─── Data for analysis

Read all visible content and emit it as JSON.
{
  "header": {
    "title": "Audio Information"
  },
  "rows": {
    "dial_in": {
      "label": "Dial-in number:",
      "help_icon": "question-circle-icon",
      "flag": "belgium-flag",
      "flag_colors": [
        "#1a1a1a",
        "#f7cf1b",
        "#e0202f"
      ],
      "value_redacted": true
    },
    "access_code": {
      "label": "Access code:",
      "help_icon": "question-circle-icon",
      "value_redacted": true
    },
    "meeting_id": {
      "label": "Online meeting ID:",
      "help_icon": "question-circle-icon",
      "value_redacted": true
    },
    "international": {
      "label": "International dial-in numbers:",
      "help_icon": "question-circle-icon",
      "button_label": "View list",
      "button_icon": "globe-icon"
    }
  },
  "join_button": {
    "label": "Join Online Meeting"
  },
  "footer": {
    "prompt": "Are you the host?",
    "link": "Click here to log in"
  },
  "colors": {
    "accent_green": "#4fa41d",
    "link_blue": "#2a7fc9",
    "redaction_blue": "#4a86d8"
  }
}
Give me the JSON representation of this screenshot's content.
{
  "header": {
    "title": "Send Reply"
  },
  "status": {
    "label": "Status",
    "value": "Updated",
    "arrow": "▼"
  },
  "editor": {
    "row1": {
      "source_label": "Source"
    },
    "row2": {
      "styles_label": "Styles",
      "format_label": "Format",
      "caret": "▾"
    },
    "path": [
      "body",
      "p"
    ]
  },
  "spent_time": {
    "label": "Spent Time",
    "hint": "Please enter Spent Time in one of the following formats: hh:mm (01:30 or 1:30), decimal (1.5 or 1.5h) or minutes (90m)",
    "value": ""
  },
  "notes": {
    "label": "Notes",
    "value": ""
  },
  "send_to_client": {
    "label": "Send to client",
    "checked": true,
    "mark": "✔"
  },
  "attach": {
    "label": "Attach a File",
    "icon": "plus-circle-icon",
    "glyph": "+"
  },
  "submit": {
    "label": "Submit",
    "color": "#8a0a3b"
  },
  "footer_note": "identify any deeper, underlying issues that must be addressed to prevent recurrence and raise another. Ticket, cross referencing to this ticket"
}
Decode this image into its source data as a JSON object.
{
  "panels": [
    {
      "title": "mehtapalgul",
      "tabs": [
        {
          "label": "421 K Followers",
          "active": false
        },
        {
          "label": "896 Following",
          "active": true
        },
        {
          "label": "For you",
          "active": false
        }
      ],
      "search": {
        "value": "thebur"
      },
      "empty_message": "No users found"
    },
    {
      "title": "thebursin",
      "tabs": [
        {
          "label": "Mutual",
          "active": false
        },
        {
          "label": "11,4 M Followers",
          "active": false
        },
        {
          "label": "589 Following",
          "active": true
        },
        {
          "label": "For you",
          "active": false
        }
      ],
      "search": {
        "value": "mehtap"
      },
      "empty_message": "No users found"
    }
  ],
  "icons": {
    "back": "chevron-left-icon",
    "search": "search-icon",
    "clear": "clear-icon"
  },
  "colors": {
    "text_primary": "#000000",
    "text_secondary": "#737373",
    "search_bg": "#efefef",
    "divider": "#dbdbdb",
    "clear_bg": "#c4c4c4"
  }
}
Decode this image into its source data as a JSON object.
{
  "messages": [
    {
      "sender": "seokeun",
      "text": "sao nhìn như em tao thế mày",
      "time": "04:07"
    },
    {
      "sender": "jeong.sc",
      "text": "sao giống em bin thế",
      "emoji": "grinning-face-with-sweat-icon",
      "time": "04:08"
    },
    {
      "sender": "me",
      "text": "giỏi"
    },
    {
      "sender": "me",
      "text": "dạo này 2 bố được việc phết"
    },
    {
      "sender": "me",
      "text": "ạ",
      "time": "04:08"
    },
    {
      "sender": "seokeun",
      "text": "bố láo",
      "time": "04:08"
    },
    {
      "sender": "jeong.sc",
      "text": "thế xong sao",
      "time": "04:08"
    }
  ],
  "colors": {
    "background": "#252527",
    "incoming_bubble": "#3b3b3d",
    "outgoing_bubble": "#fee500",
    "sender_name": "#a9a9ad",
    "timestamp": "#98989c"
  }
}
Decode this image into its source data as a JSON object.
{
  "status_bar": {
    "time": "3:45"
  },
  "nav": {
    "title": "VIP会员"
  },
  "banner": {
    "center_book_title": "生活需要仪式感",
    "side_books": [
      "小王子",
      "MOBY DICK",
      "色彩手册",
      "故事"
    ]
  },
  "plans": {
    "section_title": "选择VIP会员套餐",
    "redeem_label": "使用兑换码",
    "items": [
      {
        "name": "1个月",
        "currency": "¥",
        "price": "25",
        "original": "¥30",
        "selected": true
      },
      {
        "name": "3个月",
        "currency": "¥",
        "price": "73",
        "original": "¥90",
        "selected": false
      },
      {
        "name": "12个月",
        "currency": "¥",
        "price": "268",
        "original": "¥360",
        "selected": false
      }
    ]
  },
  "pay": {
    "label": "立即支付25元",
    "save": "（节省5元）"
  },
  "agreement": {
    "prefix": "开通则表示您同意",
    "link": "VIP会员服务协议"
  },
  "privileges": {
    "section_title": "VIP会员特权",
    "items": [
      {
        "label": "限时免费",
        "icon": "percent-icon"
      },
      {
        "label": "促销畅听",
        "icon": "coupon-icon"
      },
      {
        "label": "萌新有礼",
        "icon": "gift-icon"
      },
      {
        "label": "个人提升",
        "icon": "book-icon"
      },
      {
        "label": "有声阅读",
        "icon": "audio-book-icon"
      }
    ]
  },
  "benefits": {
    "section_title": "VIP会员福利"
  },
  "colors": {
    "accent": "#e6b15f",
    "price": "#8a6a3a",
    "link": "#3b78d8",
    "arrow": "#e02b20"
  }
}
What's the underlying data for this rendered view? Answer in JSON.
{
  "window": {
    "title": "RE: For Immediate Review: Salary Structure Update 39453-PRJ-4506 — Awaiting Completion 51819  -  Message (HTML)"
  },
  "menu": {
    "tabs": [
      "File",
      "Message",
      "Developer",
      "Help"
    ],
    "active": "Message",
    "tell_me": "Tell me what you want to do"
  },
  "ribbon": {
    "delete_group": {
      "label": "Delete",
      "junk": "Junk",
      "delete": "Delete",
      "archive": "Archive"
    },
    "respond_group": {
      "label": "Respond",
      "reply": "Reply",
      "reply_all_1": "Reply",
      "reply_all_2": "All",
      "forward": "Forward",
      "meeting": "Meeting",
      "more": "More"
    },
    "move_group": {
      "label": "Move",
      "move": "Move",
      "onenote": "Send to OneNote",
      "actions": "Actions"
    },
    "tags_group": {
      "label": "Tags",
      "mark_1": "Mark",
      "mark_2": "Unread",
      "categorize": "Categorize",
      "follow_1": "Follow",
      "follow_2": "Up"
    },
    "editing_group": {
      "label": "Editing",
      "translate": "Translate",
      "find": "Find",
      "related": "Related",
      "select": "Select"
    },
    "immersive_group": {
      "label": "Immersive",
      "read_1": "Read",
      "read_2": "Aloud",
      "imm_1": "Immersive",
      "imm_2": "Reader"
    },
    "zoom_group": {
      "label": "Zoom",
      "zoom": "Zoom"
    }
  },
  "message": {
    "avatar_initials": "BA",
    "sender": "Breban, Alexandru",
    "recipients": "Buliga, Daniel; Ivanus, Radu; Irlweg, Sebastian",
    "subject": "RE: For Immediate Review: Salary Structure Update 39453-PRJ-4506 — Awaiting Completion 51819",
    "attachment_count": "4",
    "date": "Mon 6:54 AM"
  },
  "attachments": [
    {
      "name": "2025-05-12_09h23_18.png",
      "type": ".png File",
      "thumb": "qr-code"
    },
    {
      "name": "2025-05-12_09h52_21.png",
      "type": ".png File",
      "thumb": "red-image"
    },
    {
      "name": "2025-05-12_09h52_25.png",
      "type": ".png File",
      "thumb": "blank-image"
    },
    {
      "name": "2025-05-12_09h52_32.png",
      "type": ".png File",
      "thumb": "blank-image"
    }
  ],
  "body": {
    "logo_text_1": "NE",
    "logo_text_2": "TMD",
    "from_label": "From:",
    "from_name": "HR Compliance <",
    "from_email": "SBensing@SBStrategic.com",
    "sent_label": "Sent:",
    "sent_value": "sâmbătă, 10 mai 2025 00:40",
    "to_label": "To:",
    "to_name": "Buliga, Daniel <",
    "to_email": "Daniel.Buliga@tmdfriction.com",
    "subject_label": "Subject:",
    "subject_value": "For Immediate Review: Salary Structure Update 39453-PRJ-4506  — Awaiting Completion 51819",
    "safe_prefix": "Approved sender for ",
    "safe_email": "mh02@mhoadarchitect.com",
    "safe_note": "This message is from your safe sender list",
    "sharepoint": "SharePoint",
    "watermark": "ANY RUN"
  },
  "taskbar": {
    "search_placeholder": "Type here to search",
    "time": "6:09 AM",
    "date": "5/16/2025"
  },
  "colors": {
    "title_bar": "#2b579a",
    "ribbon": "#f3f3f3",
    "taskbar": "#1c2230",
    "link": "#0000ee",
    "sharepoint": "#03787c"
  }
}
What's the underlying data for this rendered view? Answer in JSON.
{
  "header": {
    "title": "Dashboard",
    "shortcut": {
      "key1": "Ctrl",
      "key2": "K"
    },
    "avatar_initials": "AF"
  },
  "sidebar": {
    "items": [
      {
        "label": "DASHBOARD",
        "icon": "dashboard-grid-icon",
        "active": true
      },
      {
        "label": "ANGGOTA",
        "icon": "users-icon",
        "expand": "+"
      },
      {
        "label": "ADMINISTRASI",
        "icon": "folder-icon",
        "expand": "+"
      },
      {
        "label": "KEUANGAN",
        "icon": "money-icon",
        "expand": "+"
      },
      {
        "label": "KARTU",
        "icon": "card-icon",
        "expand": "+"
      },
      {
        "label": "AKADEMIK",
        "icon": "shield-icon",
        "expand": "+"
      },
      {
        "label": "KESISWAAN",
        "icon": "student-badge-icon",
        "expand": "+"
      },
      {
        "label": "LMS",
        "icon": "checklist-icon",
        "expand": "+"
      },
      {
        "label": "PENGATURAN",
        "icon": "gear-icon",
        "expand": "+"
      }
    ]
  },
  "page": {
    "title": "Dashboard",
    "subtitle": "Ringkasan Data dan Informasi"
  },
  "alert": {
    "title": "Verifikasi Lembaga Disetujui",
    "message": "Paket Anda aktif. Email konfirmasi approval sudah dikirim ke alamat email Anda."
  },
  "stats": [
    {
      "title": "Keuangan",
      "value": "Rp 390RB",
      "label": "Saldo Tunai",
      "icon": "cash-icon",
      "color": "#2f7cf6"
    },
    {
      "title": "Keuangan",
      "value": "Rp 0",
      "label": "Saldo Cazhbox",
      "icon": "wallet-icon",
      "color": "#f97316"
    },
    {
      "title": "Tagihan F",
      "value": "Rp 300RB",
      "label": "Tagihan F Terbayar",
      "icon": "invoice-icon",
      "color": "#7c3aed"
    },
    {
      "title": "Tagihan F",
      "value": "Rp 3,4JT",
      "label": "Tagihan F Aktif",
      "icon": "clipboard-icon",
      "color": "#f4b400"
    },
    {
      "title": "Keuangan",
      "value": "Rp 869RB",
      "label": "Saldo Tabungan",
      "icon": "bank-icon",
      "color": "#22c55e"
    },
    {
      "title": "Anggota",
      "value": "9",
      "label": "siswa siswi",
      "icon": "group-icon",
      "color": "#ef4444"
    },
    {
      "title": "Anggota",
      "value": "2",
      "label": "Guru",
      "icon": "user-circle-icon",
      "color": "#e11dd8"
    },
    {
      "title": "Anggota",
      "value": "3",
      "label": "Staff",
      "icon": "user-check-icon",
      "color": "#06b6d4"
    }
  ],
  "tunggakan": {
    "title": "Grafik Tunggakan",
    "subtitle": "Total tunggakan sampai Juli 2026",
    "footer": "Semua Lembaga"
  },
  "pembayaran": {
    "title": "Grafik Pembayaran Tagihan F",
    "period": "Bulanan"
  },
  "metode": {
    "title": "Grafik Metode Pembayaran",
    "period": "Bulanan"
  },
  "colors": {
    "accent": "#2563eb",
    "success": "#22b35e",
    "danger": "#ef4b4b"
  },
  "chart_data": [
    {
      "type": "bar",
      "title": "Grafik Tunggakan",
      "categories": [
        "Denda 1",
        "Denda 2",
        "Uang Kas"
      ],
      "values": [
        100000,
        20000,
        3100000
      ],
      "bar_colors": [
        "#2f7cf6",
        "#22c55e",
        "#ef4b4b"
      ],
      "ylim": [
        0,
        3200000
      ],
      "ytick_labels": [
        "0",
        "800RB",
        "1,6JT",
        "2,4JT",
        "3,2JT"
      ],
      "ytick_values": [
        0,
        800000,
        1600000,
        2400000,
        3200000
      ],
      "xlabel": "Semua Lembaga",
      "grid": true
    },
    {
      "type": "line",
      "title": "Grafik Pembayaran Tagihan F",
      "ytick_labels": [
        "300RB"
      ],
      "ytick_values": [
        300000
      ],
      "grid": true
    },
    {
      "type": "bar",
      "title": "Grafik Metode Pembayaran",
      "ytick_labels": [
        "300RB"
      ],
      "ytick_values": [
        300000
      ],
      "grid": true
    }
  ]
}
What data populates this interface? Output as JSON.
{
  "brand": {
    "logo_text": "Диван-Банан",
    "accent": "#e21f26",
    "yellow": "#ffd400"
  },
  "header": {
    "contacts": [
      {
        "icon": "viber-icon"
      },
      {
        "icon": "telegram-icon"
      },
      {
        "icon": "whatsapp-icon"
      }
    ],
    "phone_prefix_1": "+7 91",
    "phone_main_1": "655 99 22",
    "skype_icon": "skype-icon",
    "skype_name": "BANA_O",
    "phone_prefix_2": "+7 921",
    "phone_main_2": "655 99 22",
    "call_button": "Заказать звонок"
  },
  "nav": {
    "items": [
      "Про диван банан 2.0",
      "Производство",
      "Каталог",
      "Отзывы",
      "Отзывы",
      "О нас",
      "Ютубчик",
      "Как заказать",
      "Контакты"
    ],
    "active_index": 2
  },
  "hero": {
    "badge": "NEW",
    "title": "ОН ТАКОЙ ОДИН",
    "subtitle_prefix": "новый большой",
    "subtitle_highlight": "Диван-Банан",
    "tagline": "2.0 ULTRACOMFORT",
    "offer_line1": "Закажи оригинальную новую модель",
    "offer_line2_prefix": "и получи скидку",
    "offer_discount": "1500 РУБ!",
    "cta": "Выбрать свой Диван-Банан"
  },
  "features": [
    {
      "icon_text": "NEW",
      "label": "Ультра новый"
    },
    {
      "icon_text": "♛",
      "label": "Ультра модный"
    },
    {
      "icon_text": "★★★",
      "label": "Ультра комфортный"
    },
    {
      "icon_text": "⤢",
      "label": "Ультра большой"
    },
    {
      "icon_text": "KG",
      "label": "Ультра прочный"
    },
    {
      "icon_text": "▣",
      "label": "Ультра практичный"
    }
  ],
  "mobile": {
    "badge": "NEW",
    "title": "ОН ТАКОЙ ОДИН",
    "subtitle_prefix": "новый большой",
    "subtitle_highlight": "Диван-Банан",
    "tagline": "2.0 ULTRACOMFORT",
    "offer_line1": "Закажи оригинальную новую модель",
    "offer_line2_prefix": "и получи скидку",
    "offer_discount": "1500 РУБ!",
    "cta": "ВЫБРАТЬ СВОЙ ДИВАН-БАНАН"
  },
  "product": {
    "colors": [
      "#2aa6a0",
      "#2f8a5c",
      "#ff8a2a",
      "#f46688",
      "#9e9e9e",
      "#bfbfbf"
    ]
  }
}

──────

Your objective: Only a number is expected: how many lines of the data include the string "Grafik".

Solution below: 6